- Our websites are largely navigable from a keyboard, but this could be much improved. For example, few of our websites have a bypass technique at the top of each page, contravening WCAG 2.1 success criterion 2.4.1. We intend to add this functionality into all our websites covered by the legislation.
- Our social media app on our homepage is a “keyboard trap”, which contravenes WCAG 2.1 success criterion 2.1.2. We ultimately intend to decommission the app and create a new one of our own. In the meantime, we have written to the manufacturers of the app, to ask them to fix the problem.
Text and images
- A large number of webpages are not formatted correctly. For example, they often have images without alt text, badly formatted links and lack proper headings. This contravenes WCAG 2.1 success criteria 1.1.1, 1.4.5, 2.4.4 and 2.4.6.
- We are training staff about these standards, so that all future contributions to the websites should comply with them. Our aim is to ensure that all pages within our sites’ menus, and all future posts should comply with these standards.
- Some forms do not have an autocomplete functionality, as specified in WCAG 2.1 success criterion 1.3.5. We intend to add this functionality in for common fields such as email address, names and telephone numbers.
- There are various problems with the html of websites that may prevent people from accessing the content.

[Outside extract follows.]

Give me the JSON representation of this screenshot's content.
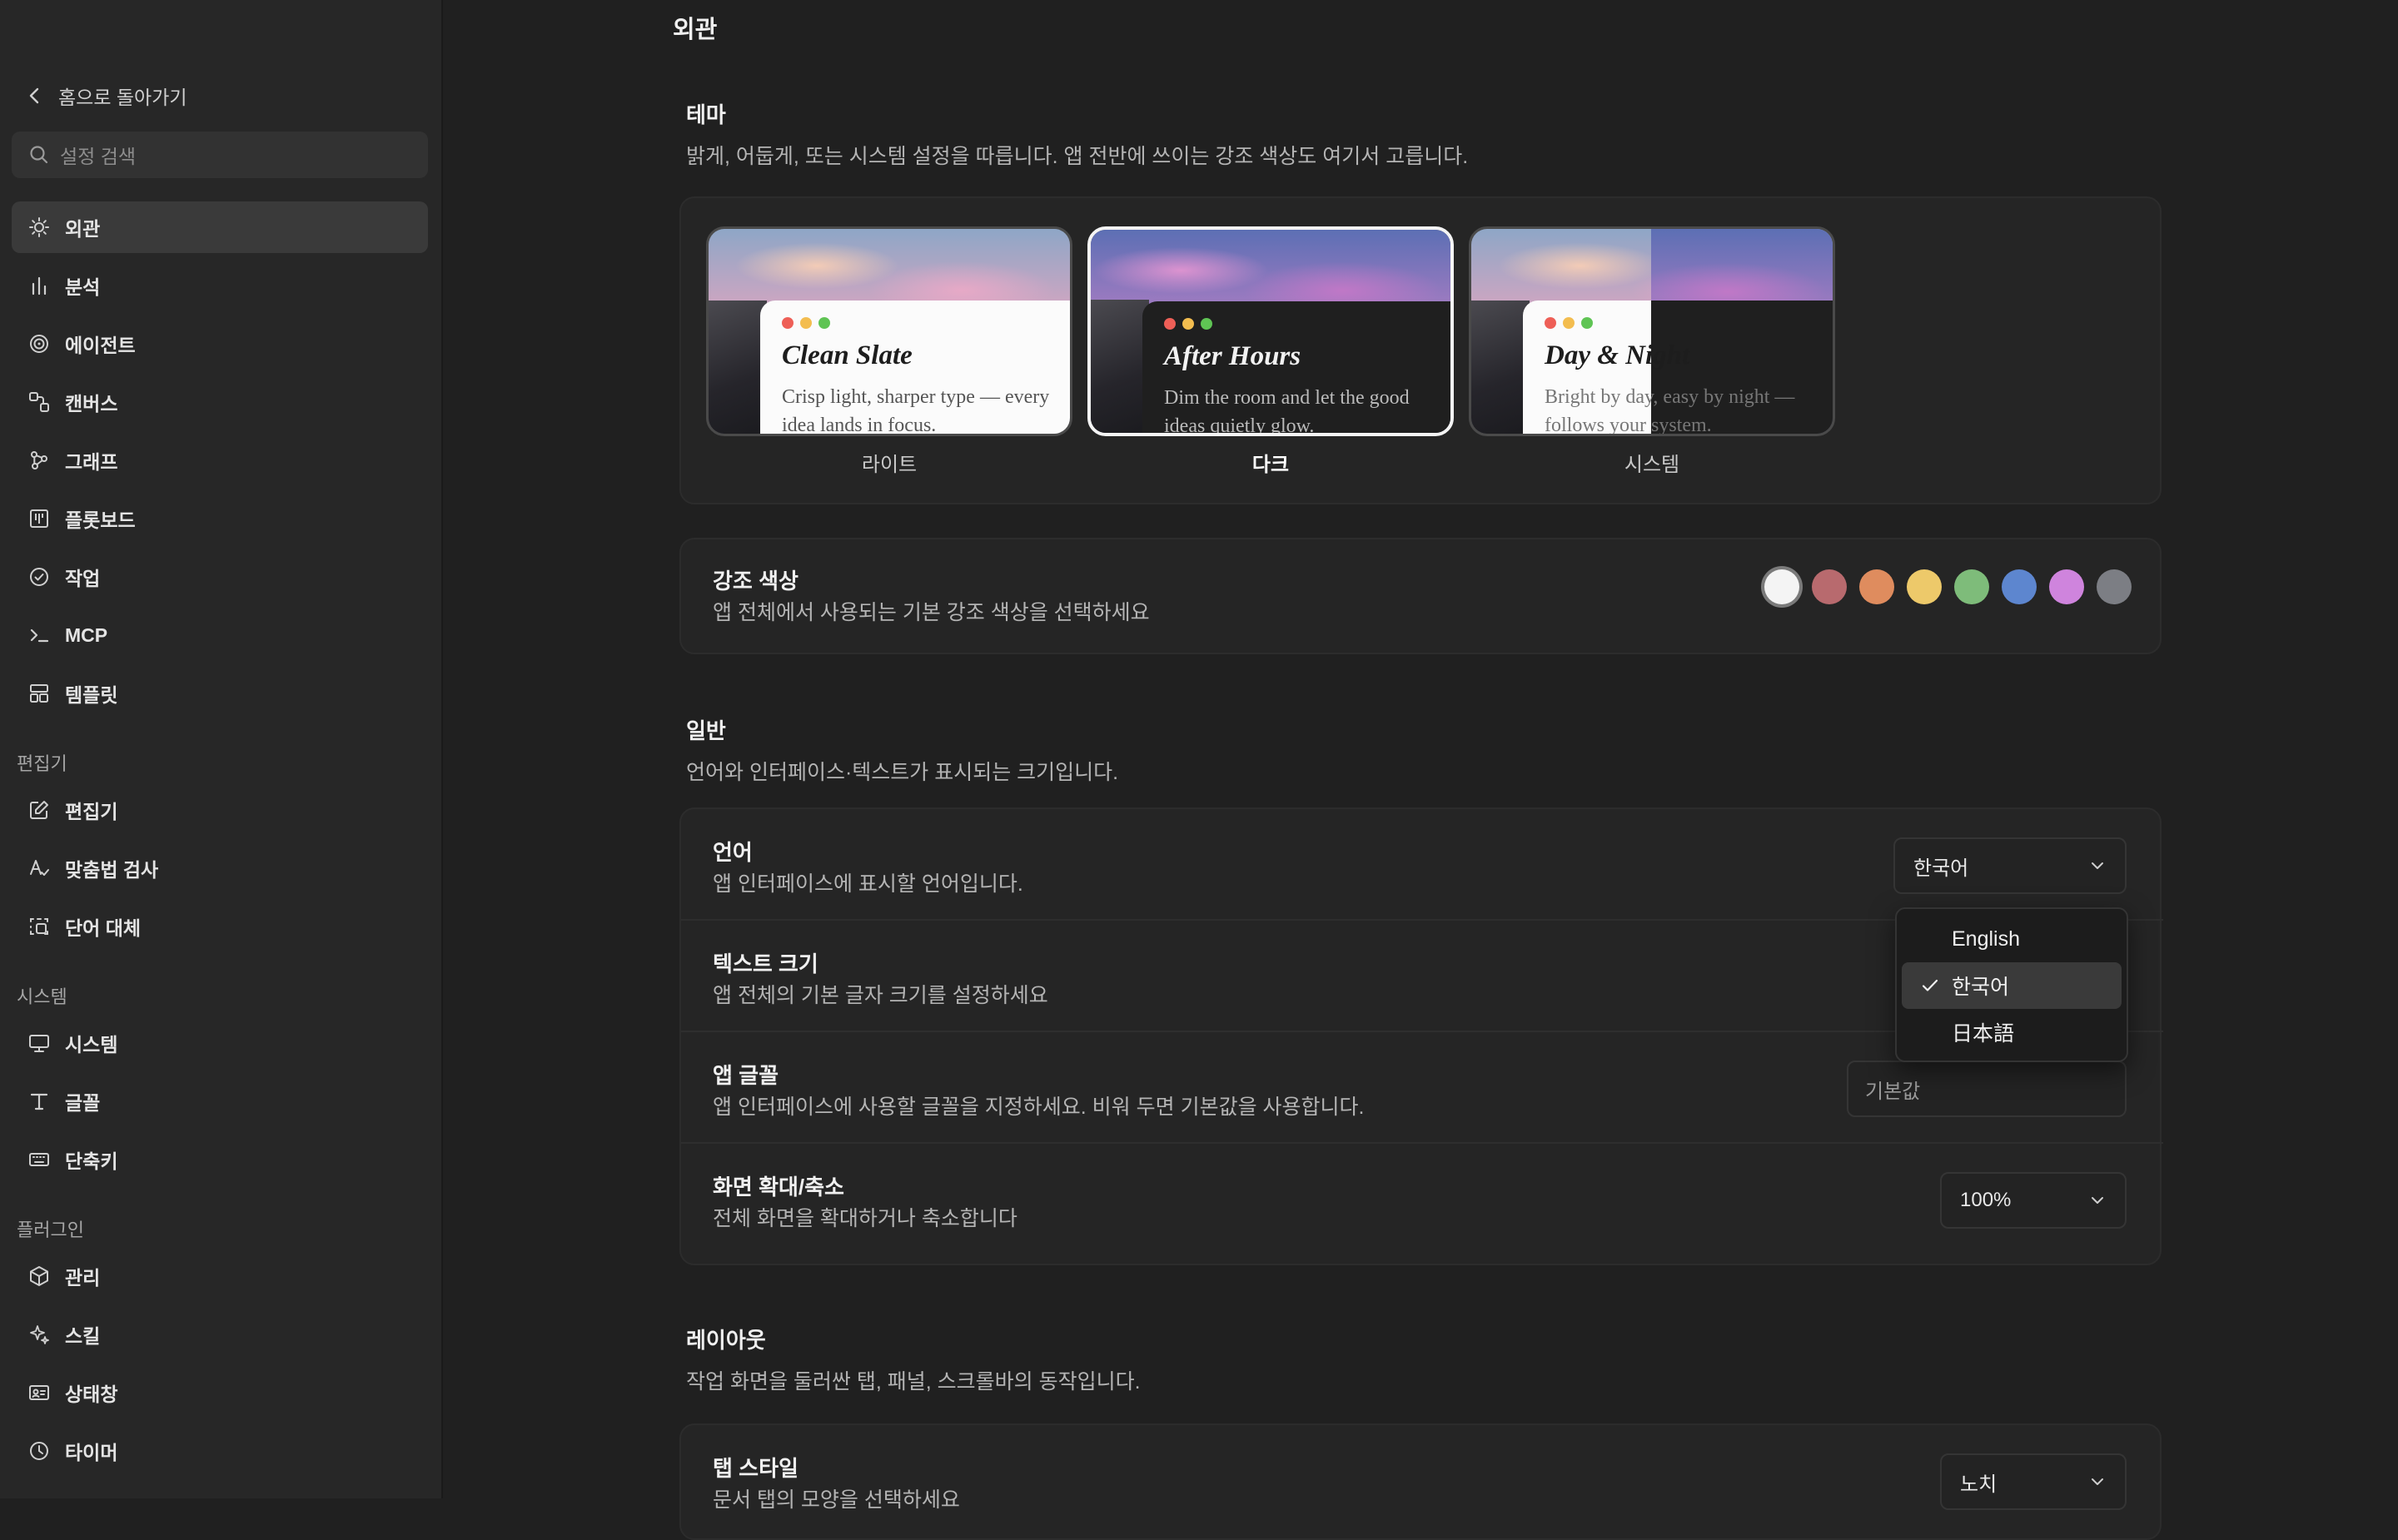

For example, interactive controls often lack Aria labels, which would make them easier to access for users with screen-readers. We intend to audit the code of each website and make sure it complies with the WCAG 2.1 standards.
We believe the following items would be a disproportionate burden within the meaning of the accessibility regulations:

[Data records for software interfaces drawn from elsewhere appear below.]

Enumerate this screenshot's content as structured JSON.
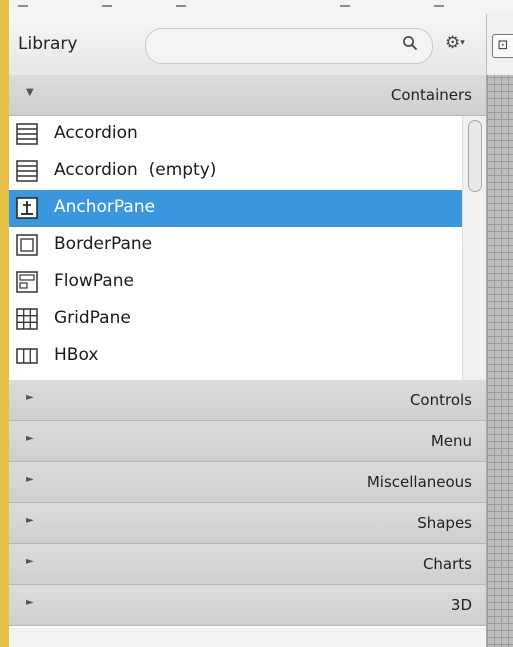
{
  "library": {
    "title": "Library",
    "search_icon": "search-icon",
    "gear_icon": "gear-icon",
    "gear_caret": "▾"
  },
  "containers_section": {
    "title": "Containers",
    "expanded": true,
    "items": [
      {
        "label": "Accordion",
        "icon": "accordion-icon",
        "selected": false
      },
      {
        "label": "Accordion  (empty)",
        "icon": "accordion-icon",
        "selected": false
      },
      {
        "label": "AnchorPane",
        "icon": "anchorpane-icon",
        "selected": true
      },
      {
        "label": "BorderPane",
        "icon": "borderpane-icon",
        "selected": false
      },
      {
        "label": "FlowPane",
        "icon": "flowpane-icon",
        "selected": false
      },
      {
        "label": "GridPane",
        "icon": "gridpane-icon",
        "selected": false
      },
      {
        "label": "HBox",
        "icon": "hbox-icon",
        "selected": false
      }
    ]
  },
  "collapsed_sections": [
    {
      "title": "Controls"
    },
    {
      "title": "Menu"
    },
    {
      "title": "Miscellaneous"
    },
    {
      "title": "Shapes"
    },
    {
      "title": "Charts"
    },
    {
      "title": "3D"
    }
  ],
  "colors": {
    "selection": "#3a96dd",
    "accent": "#e7c04a"
  },
  "right_toolbar_glyph": "⊡"
}
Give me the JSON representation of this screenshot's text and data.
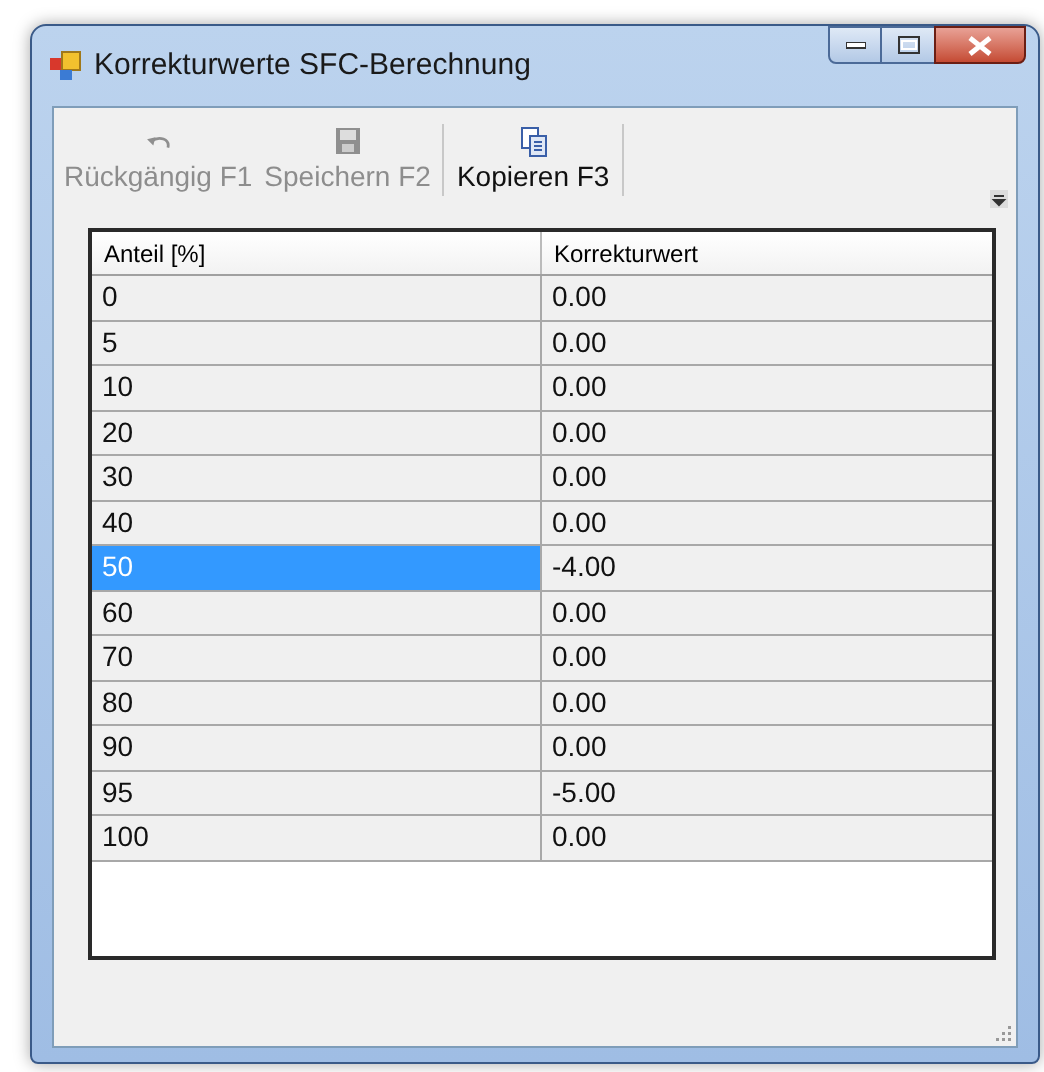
{
  "window": {
    "title": "Korrekturwerte SFC-Berechnung"
  },
  "toolbar": [
    {
      "label": "Rückgängig F1",
      "kind": "undo",
      "disabled": true
    },
    {
      "label": "Speichern F2",
      "kind": "save",
      "disabled": true
    },
    {
      "label": "Kopieren F3",
      "kind": "copy",
      "disabled": false
    }
  ],
  "table": {
    "columns": [
      "Anteil [%]",
      "Korrekturwert"
    ],
    "rows": [
      {
        "cells": [
          "0",
          "0.00"
        ],
        "selected": false
      },
      {
        "cells": [
          "5",
          "0.00"
        ],
        "selected": false
      },
      {
        "cells": [
          "10",
          "0.00"
        ],
        "selected": false
      },
      {
        "cells": [
          "20",
          "0.00"
        ],
        "selected": false
      },
      {
        "cells": [
          "30",
          "0.00"
        ],
        "selected": false
      },
      {
        "cells": [
          "40",
          "0.00"
        ],
        "selected": false
      },
      {
        "cells": [
          "50",
          "-4.00"
        ],
        "selected": true
      },
      {
        "cells": [
          "60",
          "0.00"
        ],
        "selected": false
      },
      {
        "cells": [
          "70",
          "0.00"
        ],
        "selected": false
      },
      {
        "cells": [
          "80",
          "0.00"
        ],
        "selected": false
      },
      {
        "cells": [
          "90",
          "0.00"
        ],
        "selected": false
      },
      {
        "cells": [
          "95",
          "-5.00"
        ],
        "selected": false
      },
      {
        "cells": [
          "100",
          "0.00"
        ],
        "selected": false
      }
    ]
  }
}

Text and images
- In content that existed before 2020, blogs, posts and press releases often have images without alt text, badly formatted links and lack proper headings. This contravenes WCAG 2.1 success criteria 1.1.1, 1.4.5, 2.4.4 and 2.4.6.

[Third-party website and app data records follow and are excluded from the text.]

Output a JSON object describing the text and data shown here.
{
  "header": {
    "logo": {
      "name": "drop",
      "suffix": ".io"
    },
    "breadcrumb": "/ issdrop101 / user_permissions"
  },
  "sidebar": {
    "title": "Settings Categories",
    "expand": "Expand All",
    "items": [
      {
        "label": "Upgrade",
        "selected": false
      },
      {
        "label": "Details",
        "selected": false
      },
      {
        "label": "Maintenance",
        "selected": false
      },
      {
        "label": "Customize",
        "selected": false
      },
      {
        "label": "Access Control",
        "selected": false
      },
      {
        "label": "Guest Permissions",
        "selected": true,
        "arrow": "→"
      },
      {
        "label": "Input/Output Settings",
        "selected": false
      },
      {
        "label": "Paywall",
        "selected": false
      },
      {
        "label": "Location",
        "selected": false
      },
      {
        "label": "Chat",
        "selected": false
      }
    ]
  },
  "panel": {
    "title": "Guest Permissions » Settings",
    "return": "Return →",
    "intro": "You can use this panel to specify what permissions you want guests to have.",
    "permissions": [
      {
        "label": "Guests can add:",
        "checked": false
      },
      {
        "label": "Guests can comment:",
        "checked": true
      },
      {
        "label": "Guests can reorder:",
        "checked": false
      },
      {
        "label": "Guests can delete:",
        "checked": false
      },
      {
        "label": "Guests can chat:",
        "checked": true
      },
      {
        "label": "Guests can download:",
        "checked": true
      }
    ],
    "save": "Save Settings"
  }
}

- Due to limited resources we are unable to make old content conform to these standards. However, we intend to make sure that all permanent pages on our websites conform to these standards (e.g., all pages listed in website menus), and that all future posts conform to them.
Audio and video
- We do not have the resources to provide audio description for pre-recorded combined video and audio. This contravenes WCAG 2.1 success criteria 1.2.3 and 1.2.5. However, most of our videos are of public lectures, so the only visual content will be the presentation slides. We will give advice to speakers to imagine that a visually impaired person is within their audience, and to describe any visual content on slides, etc.
- We do not have transcripts of audio content on our site, and due to limited resources cannot guarantee to provide them on request.
- We do not provide audio description for video-only content. This only appears on our departmental website’s carousel occassionally, and is purely decorative – showing scenes of Oxford, our staff and our students – and has no functional purpose.
Content that’s not within the scope of the accessibility regulations
PDFs and other documents
- Many of our older PDFs and Word documents do not meet accessibility standards. The accessibility regulations do not require us to fix PDFs or other documents published before 23 September 2018.
- We intend to ensure that PDFs published on our website since 23 September 2018 are in PDF/A format, and will train website contributors how to do this.
- If you find a recent PDF that is not in this format, please let us know at firstname.lastname@example.org, and we will convert it or try to send it to you in another format.
- Live video streams do not have captions. This fails WCAG 2.1 success criterion 1.2.4.
- We do not plan to add captions to live video streams because live video is exempt from meeting the accessibility regulations.
- Websites which are not updated or edited since 23 September 2019 are considered archives and are not covered by the legislation.
How we tested our websites
Each website was tested during development. Any functionality added in since the initial publication is also tested. The OII will test key websites annually.
What we’re doing to improve accessibility
The ways we’re intending to improve accessibility are listed above.